Anybody that visits Berlin will immediately feel the warmth and charm of the place. Some of our clichés are somewhere nearer the mark than others, such as those that suggest that Germans are organised and tidy of mind. This, of course, is no bad thing when strolling around clean and pleasant city centre environs punctuated with green spaces and frilled with lines of trees. The pavements are broad, level and in some places, segmented for the use of wheels and walkers. Berlin is a cycling city and this lends itself very neatly to the needs of people with mobility impairments and particularly to wheelchair users.

Progressive

Berlin retains a huge respect for its past but manages to combine this with a progressive perspective based on universal design and inclusivity.

If proof were needed, a trip to the Reichstag, home to the German Government is all that’s needed to reassure you that the Barrier Free movement means just that. The dome of the building has literally been replaced by a glass structure of the same shape so that people can stroll around the interior spiral ramp, taking in magnificent 360 degree views as they go.

Berliners are very clearly determined that division be a thing of the past and that divisive barriers have no place in their home. Since the Wall came down there has quite obviously been a collected sense that inclusion is to be a vital part of what makes Berlin so great. Berlin is now home to a hugely diverse community of people from 180 different countries and as recently as 2012 in fact, Berlin received the Access City Award, the highest mark of distinction of its kind from the European Commission.

Where to stay:

Scandic, Berlin Potsdamer Platz

Situated about a mile away from the Brandenburg Gate, this smart and modern hotel offers a high standard of access and facilities, including the small touches like stick holders and vibrating alarm clocks.
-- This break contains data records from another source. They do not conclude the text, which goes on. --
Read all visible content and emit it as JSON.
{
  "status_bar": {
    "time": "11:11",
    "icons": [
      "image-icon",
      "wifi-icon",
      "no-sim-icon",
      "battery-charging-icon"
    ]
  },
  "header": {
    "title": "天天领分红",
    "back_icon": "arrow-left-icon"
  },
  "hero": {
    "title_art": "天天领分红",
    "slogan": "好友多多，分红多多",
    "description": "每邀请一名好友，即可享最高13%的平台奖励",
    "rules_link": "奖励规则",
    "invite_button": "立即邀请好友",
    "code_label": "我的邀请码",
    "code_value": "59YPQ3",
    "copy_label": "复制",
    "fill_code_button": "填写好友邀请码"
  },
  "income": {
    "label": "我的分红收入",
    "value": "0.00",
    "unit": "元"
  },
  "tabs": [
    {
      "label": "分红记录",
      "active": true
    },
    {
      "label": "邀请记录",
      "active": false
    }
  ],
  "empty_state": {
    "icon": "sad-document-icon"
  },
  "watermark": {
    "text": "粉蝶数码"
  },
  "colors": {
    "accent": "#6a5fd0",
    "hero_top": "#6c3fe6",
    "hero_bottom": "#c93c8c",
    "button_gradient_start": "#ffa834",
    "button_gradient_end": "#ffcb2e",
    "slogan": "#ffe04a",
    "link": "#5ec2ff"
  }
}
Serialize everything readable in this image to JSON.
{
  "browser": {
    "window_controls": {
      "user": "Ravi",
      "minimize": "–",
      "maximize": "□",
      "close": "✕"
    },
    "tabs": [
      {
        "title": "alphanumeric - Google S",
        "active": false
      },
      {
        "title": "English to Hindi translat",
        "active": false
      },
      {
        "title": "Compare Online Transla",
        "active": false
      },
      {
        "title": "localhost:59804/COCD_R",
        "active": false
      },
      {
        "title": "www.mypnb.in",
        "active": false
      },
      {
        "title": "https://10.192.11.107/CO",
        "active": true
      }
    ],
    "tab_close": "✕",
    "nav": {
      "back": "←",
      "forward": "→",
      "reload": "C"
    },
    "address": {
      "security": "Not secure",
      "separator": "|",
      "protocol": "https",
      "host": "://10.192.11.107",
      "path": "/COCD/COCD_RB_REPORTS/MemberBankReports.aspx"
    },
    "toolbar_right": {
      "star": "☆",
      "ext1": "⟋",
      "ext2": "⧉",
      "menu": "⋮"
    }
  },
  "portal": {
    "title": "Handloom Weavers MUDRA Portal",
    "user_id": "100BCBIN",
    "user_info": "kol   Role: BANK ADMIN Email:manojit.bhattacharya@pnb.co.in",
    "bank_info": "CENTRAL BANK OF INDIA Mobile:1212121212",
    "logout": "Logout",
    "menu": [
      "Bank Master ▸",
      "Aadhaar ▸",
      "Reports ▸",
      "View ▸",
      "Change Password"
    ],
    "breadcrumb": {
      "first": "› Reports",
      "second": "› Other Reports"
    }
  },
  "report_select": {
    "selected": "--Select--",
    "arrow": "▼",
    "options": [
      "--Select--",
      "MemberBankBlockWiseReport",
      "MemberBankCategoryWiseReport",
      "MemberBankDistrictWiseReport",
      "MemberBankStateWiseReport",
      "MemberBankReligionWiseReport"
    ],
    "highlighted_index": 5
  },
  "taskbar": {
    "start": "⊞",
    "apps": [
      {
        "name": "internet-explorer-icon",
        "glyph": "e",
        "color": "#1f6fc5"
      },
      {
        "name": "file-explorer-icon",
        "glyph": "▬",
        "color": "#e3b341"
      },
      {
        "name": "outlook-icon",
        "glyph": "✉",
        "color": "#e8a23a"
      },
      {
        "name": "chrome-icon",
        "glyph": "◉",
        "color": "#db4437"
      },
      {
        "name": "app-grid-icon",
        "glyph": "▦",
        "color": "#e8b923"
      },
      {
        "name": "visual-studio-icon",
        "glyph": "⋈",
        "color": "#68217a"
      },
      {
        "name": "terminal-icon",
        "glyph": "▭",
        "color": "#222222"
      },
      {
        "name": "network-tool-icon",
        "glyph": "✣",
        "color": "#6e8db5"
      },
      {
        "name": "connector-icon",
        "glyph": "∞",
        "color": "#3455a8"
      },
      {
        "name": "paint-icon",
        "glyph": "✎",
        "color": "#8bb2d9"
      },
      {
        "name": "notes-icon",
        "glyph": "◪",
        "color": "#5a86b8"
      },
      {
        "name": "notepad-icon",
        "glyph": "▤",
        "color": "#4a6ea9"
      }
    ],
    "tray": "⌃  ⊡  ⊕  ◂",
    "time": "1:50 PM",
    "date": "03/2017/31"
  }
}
Apparently, this part of the city was under British control during the division of Berlin so it’s virtually home-from-home!

www.scandichotels.de/berlin

More: www.germany.travel